The population–based cohort study enrolled 9949 adults aged 50 to 74 years recruited during regular health check–ups at primary–care practices in 2000 to 2002. There were more women than men (59% vs 41%); most participants (59%) had inadequate vitamin D levels (<50 nmol/L). Blood samples were collected at baseline, five, and eight years.

Mean follow–up was 9.2 years for mortality and 6.5 years for the end points of CVD, CHD, and stroke. A total of 854 patients had a nonfatal CVD event, 176 had a fatal CVD event, 460 had a nonfatal CHD event, 79 had a fatal CHD event, 313 had a nonfatal stroke, and 41 had a fatal stroke. Overall, the proportion of individuals who had no events was significantly lower among those with vitamin D deficiency.

Even after adjustment for other potential confounders, including smoking and physical activity, vitamin D deficiency still conferred a significant 27% increased risk for total CVD, and a 62% increased risk for fatal CVD.

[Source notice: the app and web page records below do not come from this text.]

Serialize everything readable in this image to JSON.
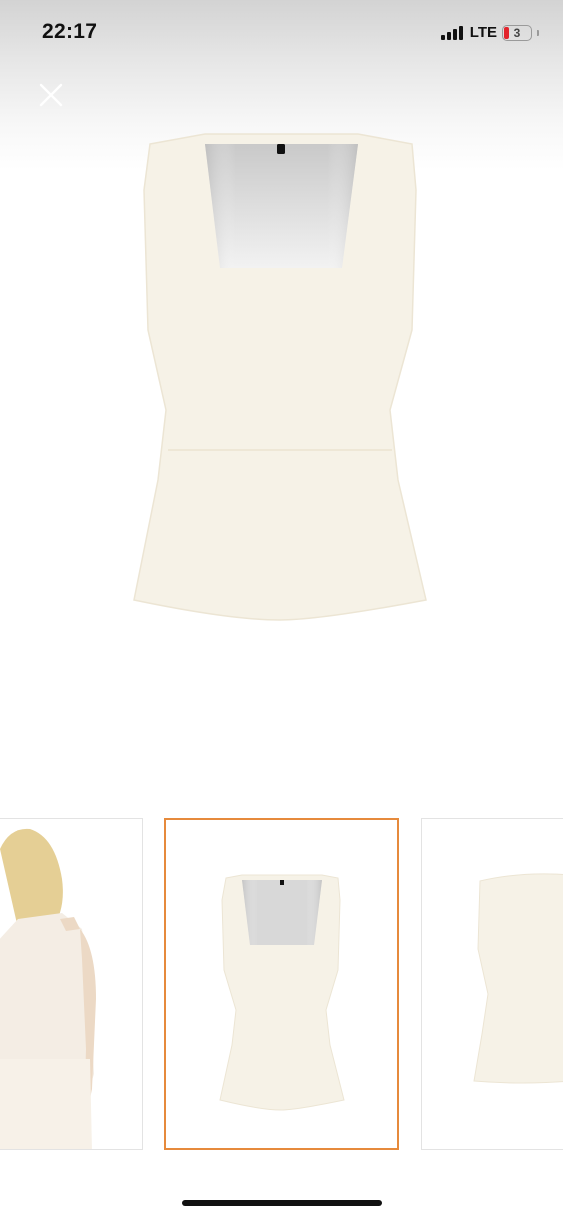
{
  "status_bar": {
    "time": "22:17",
    "network": "LTE",
    "battery_level": "3",
    "battery_color": "#e2242c",
    "signal_icon": "cellular-signal-icon",
    "battery_icon": "battery-icon"
  },
  "viewer": {
    "close_icon": "close-icon",
    "main_image": "white-square-neck-tank-top-front-image",
    "selected_thumbnail": 2
  },
  "thumbnails": [
    {
      "name": "model-back-view-thumbnail",
      "selected": false
    },
    {
      "name": "tank-top-front-thumbnail",
      "selected": true
    },
    {
      "name": "tank-top-back-thumbnail",
      "selected": false
    }
  ],
  "colors": {
    "selected_border": "#e68a3c",
    "garment": "#f6f2e7",
    "background": "#ffffff"
  }
}
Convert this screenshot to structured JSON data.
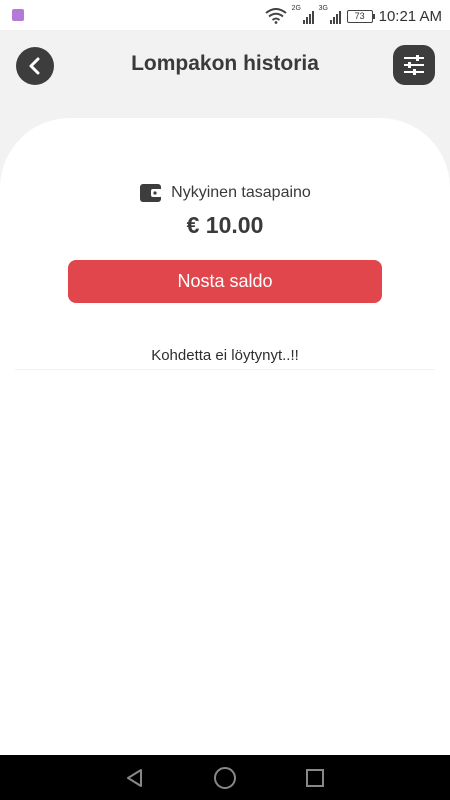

There was no association between vitamin D deficiency and nonfatal CVD events. Individuals with low vitamin D levels also had a significant 36% increased risk of total CHD and a nonsignificant 33% increased risk of total stroke. (Source: Medscape Cardiology)